→ **What you are asked to do**: Copy the listing out in full. Keep every word as it is.

→ **Source records**:

★ ★ ★ ★ ★ ★ ★

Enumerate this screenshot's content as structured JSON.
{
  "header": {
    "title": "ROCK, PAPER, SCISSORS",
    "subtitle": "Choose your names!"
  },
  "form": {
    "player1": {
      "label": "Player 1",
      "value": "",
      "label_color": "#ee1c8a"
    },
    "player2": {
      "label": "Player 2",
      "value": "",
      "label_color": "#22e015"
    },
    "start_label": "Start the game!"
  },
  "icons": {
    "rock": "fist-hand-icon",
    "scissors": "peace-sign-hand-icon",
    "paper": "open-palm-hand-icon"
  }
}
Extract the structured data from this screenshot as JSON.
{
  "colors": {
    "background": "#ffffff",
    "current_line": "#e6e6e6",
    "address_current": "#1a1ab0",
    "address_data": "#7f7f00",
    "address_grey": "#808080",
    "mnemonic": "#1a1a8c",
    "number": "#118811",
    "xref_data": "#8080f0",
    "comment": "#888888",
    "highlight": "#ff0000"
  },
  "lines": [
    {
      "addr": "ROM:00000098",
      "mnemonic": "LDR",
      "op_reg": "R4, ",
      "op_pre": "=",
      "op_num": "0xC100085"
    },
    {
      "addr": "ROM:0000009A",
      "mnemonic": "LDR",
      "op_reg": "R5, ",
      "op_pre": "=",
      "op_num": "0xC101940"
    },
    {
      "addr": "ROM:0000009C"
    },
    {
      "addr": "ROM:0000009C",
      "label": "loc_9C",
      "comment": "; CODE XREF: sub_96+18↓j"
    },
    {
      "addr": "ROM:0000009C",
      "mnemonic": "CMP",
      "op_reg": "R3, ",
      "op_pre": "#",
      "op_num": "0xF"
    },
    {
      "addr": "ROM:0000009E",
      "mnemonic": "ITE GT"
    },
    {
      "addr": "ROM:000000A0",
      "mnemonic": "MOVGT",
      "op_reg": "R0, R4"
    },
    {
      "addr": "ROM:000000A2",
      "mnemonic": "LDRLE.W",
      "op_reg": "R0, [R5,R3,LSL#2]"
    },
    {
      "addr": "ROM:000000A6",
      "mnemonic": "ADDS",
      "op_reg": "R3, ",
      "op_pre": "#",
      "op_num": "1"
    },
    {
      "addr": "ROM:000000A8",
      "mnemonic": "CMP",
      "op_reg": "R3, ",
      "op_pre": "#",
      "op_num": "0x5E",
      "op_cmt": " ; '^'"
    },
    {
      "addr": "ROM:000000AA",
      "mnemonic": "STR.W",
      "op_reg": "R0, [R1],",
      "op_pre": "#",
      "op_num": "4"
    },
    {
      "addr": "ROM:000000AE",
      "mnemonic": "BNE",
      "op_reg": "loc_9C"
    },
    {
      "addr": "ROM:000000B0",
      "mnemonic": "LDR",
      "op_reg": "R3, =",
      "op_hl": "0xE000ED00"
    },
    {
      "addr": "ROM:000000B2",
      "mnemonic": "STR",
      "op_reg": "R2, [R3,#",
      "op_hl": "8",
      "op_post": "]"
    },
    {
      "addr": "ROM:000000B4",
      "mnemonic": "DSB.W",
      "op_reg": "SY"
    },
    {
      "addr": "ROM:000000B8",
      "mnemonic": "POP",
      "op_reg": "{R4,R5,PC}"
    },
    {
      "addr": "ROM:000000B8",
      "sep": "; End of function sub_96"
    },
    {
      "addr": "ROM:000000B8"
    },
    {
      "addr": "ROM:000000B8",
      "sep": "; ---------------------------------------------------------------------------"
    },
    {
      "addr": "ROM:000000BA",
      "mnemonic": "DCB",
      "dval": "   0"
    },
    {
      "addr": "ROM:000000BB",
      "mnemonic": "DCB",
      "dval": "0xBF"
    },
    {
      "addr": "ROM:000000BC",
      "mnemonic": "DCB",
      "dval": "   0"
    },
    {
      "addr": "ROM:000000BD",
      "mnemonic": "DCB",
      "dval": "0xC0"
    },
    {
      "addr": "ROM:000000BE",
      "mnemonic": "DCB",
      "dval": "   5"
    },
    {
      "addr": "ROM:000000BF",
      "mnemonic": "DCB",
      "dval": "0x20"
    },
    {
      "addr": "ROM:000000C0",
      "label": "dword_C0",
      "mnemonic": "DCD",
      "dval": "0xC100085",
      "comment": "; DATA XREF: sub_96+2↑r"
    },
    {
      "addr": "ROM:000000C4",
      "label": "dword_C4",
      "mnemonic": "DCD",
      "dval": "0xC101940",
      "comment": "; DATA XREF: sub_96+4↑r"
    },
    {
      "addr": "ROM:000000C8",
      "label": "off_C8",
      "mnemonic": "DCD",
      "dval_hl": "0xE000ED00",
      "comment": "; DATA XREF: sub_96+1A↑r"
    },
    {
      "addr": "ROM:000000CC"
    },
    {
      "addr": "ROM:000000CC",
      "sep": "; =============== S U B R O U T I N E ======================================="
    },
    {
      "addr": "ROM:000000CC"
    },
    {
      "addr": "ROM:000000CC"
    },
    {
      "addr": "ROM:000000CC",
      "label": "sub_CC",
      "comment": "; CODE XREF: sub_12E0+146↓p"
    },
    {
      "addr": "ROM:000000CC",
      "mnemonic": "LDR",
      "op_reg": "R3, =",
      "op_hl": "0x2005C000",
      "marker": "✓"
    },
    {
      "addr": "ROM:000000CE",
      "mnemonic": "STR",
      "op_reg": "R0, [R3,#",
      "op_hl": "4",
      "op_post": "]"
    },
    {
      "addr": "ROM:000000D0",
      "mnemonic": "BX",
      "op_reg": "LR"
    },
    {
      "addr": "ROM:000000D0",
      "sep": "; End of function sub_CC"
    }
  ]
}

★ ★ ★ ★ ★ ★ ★

→ **Result of the task**:
Enumerate this screenshot's content as structured JSON.
{
  "header": {
    "title": "ROCK, PAPER, SCISSORS",
    "subtitle": "Choose your names!"
  },
  "form": {
    "player1": {
      "label": "Player 1",
      "value": "",
      "label_color": "#ee1c8a"
    },
    "player2": {
      "label": "Player 2",
      "value": "",
      "label_color": "#22e015"
    },
    "start_label": "Start the game!"
  },
  "icons": {
    "rock": "fist-hand-icon",
    "scissors": "peace-sign-hand-icon",
    "paper": "open-palm-hand-icon"
  }
}
Extract the structured data from this screenshot as JSON.
{
  "colors": {
    "background": "#ffffff",
    "current_line": "#e6e6e6",
    "address_current": "#1a1ab0",
    "address_data": "#7f7f00",
    "address_grey": "#808080",
    "mnemonic": "#1a1a8c",
    "number": "#118811",
    "xref_data": "#8080f0",
    "comment": "#888888",
    "highlight": "#ff0000"
  },
  "lines": [
    {
      "addr": "ROM:00000098",
      "mnemonic": "LDR",
      "op_reg": "R4, ",
      "op_pre": "=",
      "op_num": "0xC100085"
    },
    {
      "addr": "ROM:0000009A",
      "mnemonic": "LDR",
      "op_reg": "R5, ",
      "op_pre": "=",
      "op_num": "0xC101940"
    },
    {
      "addr": "ROM:0000009C"
    },
    {
      "addr": "ROM:0000009C",
      "label": "loc_9C",
      "comment": "; CODE XREF: sub_96+18↓j"
    },
    {
      "addr": "ROM:0000009C",
      "mnemonic": "CMP",
      "op_reg": "R3, ",
      "op_pre": "#",
      "op_num": "0xF"
    },
    {
      "addr": "ROM:0000009E",
      "mnemonic": "ITE GT"
    },
    {
      "addr": "ROM:000000A0",
      "mnemonic": "MOVGT",
      "op_reg": "R0, R4"
    },
    {
      "addr": "ROM:000000A2",
      "mnemonic": "LDRLE.W",
      "op_reg": "R0, [R5,R3,LSL#2]"
    },
    {
      "addr": "ROM:000000A6",
      "mnemonic": "ADDS",
      "op_reg": "R3, ",
      "op_pre": "#",
      "op_num": "1"
    },
    {
      "addr": "ROM:000000A8",
      "mnemonic": "CMP",
      "op_reg": "R3, ",
      "op_pre": "#",
      "op_num": "0x5E",
      "op_cmt": " ; '^'"
    },
    {
      "addr": "ROM:000000AA",
      "mnemonic": "STR.W",
      "op_reg": "R0, [R1],",
      "op_pre": "#",
      "op_num": "4"
    },
    {
      "addr": "ROM:000000AE",
      "mnemonic": "BNE",
      "op_reg": "loc_9C"
    },
    {
      "addr": "ROM:000000B0",
      "mnemonic": "LDR",
      "op_reg": "R3, =",
      "op_hl": "0xE000ED00"
    },
    {
      "addr": "ROM:000000B2",
      "mnemonic": "STR",
      "op_reg": "R2, [R3,#",
      "op_hl": "8",
      "op_post": "]"
    },
    {
      "addr": "ROM:000000B4",
      "mnemonic": "DSB.W",
      "op_reg": "SY"
    },
    {
      "addr": "ROM:000000B8",
      "mnemonic": "POP",
      "op_reg": "{R4,R5,PC}"
    },
    {
      "addr": "ROM:000000B8",
      "sep": "; End of function sub_96"
    },
    {
      "addr": "ROM:000000B8"
    },
    {
      "addr": "ROM:000000B8",
      "sep": "; ---------------------------------------------------------------------------"
    },
    {
      "addr": "ROM:000000BA",
      "mnemonic": "DCB",
      "dval": "   0"
    },
    {
      "addr": "ROM:000000BB",
      "mnemonic": "DCB",
      "dval": "0xBF"
    },
    {
      "addr": "ROM:000000BC",
      "mnemonic": "DCB",
      "dval": "   0"
    },
    {
      "addr": "ROM:000000BD",
      "mnemonic": "DCB",
      "dval": "0xC0"
    },
    {
      "addr": "ROM:000000BE",
      "mnemonic": "DCB",
      "dval": "   5"
    },
    {
      "addr": "ROM:000000BF",
      "mnemonic": "DCB",
      "dval": "0x20"
    },
    {
      "addr": "ROM:000000C0",
      "label": "dword_C0",
      "mnemonic": "DCD",
      "dval": "0xC100085",
      "comment": "; DATA XREF: sub_96+2↑r"
    },
    {
      "addr": "ROM:000000C4",
      "label": "dword_C4",
      "mnemonic": "DCD",
      "dval": "0xC101940",
      "comment": "; DATA XREF: sub_96+4↑r"
    },
    {
      "addr": "ROM:000000C8",
      "label": "off_C8",
      "mnemonic": "DCD",
      "dval_hl": "0xE000ED00",
      "comment": "; DATA XREF: sub_96+1A↑r"
    },
    {
      "addr": "ROM:000000CC"
    },
    {
      "addr": "ROM:000000CC",
      "sep": "; =============== S U B R O U T I N E ======================================="
    },
    {
      "addr": "ROM:000000CC"
    },
    {
      "addr": "ROM:000000CC"
    },
    {
      "addr": "ROM:000000CC",
      "label": "sub_CC",
      "comment": "; CODE XREF: sub_12E0+146↓p"
    },
    {
      "addr": "ROM:000000CC",
      "mnemonic": "LDR",
      "op_reg": "R3, =",
      "op_hl": "0x2005C000",
      "marker": "✓"
    },
    {
      "addr": "ROM:000000CE",
      "mnemonic": "STR",
      "op_reg": "R0, [R3,#",
      "op_hl": "4",
      "op_post": "]"
    },
    {
      "addr": "ROM:000000D0",
      "mnemonic": "BX",
      "op_reg": "LR"
    },
    {
      "addr": "ROM:000000D0",
      "sep": "; End of function sub_CC"
    }
  ]
}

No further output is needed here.